=== Data records ===

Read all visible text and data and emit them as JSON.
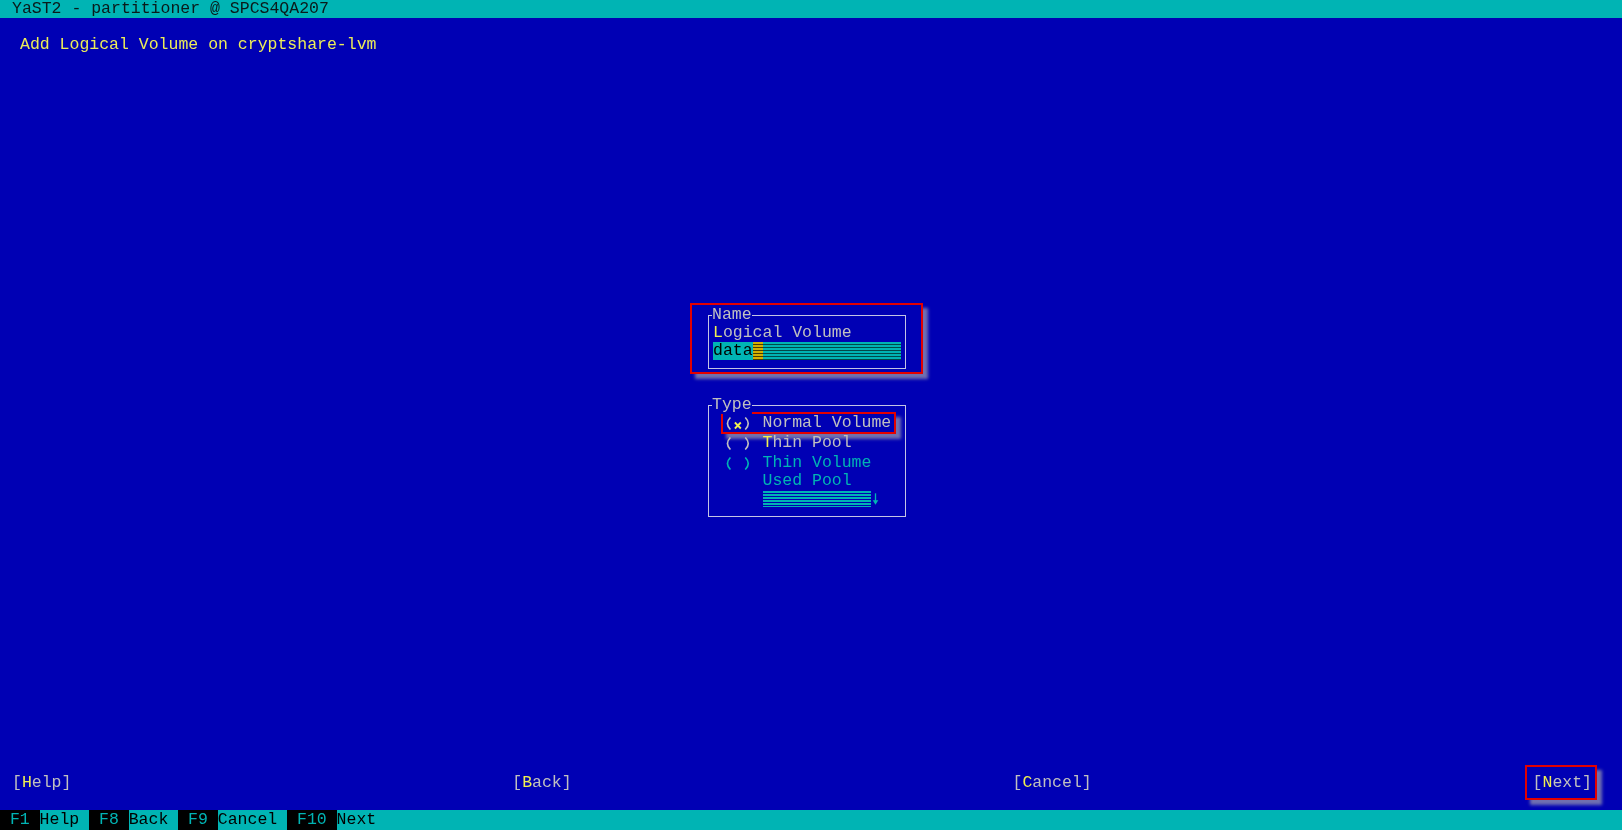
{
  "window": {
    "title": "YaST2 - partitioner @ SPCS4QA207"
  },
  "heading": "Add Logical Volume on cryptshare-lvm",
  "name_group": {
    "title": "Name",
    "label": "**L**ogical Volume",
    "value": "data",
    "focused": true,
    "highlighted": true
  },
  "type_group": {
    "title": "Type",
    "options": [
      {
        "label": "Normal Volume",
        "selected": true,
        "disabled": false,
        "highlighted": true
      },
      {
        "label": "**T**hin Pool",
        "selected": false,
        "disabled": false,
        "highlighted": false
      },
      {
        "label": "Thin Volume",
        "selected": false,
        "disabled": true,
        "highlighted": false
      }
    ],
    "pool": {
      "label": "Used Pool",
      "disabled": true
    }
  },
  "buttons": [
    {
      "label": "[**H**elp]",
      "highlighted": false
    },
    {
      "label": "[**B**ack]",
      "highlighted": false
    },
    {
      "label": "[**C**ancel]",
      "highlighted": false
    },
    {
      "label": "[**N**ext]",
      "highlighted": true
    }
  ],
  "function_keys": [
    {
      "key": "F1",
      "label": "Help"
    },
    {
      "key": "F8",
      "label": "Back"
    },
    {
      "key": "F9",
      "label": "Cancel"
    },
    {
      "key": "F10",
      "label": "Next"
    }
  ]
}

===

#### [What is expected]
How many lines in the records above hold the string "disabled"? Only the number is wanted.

#### [Solution to this task]
4